*** Block opens ***

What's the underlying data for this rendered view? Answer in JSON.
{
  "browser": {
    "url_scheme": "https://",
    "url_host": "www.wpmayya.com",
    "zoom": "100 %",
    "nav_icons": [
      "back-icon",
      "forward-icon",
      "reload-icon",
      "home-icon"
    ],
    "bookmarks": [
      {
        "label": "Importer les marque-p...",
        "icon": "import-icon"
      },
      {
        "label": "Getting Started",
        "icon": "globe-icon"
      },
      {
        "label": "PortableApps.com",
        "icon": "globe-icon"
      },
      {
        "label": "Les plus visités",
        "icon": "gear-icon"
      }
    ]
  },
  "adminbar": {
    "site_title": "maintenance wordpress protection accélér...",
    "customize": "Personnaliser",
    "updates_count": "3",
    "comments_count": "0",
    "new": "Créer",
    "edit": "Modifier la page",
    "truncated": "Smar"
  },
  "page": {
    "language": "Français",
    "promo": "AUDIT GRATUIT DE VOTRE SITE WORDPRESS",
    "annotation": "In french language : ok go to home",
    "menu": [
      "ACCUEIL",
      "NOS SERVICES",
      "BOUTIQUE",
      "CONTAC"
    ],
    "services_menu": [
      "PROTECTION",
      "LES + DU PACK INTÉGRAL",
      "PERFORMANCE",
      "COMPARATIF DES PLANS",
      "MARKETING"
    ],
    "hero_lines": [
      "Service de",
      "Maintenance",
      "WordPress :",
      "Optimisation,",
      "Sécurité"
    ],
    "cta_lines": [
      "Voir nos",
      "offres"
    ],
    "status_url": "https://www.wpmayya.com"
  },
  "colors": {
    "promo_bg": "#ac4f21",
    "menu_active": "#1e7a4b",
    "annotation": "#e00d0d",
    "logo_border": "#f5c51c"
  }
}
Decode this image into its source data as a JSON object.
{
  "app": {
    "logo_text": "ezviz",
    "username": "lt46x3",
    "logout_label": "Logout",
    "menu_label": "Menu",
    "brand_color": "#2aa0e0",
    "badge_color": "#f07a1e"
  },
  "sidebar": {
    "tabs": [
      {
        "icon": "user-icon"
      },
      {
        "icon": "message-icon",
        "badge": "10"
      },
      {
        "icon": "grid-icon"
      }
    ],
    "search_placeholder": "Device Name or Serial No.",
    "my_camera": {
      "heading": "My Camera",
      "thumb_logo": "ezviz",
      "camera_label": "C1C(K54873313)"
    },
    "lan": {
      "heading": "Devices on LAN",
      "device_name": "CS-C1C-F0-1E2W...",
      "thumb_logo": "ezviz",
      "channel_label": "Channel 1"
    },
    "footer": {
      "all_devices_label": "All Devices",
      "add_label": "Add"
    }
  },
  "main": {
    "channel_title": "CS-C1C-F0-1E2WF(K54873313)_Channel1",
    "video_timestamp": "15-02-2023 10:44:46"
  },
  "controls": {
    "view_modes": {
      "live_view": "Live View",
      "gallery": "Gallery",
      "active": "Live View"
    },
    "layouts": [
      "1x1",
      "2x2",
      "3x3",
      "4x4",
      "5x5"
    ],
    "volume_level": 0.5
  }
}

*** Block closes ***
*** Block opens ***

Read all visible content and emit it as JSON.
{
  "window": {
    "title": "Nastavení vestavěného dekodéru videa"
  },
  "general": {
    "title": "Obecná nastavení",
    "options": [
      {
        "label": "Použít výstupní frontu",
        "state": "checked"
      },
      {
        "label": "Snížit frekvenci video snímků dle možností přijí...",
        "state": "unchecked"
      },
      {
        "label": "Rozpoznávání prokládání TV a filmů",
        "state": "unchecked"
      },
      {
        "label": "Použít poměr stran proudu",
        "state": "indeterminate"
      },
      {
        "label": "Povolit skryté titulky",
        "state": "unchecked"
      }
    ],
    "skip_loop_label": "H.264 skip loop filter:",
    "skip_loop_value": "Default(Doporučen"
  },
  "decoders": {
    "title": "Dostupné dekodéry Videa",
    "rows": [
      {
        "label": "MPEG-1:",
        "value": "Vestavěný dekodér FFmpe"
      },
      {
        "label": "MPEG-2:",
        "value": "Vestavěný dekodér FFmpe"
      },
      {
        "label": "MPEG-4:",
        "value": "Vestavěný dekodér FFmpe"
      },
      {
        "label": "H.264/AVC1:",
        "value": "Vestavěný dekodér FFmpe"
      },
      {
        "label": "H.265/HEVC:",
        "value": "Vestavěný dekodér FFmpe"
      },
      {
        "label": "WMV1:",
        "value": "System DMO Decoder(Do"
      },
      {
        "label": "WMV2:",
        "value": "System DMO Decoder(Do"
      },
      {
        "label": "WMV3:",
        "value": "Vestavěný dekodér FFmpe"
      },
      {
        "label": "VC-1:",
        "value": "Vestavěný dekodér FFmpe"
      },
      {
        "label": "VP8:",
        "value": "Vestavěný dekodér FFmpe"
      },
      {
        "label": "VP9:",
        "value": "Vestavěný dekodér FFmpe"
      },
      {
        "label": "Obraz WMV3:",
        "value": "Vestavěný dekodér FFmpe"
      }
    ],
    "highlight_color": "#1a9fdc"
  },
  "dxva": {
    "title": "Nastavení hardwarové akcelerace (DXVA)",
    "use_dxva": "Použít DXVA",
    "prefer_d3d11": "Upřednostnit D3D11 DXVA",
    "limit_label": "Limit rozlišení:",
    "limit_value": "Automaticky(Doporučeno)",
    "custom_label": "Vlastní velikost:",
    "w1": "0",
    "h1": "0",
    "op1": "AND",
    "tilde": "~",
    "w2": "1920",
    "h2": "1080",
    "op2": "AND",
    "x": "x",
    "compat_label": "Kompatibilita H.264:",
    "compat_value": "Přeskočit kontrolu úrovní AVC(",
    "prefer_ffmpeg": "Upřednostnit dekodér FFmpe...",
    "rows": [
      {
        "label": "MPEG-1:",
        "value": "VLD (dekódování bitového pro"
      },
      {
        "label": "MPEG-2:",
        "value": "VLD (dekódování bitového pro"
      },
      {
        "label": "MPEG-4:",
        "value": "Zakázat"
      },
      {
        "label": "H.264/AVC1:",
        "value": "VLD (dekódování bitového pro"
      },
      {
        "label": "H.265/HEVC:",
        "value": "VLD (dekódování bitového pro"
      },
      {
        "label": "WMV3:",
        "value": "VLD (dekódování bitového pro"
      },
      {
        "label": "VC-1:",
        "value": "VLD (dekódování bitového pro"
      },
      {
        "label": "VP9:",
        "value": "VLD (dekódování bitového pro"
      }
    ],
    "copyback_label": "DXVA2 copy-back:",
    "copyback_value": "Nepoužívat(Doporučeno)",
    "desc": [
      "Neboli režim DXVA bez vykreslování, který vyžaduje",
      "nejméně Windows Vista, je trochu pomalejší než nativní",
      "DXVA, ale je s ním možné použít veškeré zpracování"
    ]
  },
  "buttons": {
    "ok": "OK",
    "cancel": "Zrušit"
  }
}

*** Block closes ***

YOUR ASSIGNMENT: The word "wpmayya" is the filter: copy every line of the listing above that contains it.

ANSWER TO THIS TASK:
    "url_host": "www.wpmayya.com",
    "status_url": "https://www.wpmayya.com"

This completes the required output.